◆ EXERCISE DETAILS ◆
Keep each line of the material that includes "title", and leave out the rest.

◆ INPUT FOR THIS TASK ◆
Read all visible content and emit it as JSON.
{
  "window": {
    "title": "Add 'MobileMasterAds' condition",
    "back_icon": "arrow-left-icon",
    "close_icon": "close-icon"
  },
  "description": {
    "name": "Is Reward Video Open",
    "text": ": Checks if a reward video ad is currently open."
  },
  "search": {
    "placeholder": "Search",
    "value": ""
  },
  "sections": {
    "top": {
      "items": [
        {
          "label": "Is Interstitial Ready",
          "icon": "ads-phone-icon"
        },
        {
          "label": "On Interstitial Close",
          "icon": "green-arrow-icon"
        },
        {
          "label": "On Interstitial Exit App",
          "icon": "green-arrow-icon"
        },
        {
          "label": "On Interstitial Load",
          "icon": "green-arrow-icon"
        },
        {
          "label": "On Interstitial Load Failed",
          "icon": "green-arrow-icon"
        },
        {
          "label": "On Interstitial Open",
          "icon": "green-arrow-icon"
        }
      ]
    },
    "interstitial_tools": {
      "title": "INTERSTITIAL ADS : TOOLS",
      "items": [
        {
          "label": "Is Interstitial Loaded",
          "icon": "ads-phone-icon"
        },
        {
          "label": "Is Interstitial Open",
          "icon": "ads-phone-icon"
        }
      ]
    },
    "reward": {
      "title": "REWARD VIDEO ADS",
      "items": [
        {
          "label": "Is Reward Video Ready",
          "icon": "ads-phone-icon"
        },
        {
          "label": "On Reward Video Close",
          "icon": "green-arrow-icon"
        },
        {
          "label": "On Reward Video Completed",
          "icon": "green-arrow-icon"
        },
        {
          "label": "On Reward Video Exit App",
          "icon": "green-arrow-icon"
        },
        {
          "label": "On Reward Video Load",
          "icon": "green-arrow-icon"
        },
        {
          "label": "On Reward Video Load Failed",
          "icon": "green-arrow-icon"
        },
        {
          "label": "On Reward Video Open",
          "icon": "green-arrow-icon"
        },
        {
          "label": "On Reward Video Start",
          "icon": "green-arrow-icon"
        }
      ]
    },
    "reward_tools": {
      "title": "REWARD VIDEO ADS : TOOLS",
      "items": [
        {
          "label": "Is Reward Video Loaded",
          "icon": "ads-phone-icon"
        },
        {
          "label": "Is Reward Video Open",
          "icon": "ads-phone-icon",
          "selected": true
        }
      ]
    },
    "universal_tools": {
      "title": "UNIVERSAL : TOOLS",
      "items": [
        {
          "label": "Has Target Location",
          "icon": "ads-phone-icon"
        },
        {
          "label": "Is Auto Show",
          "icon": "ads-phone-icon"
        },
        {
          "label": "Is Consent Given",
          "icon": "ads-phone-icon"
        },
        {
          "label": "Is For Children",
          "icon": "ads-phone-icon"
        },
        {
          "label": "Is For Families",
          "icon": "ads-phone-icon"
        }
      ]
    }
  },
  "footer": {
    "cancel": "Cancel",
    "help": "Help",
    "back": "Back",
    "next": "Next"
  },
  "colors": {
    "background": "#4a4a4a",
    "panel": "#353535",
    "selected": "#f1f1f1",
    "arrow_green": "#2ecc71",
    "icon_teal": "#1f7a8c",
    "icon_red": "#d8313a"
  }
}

◆ FINISHED TASK ◆
    "title": "Add 'MobileMasterAds' condition",
      "title": "INTERSTITIAL ADS : TOOLS",
      "title": "REWARD VIDEO ADS",
      "title": "REWARD VIDEO ADS : TOOLS",
      "title": "UNIVERSAL : TOOLS",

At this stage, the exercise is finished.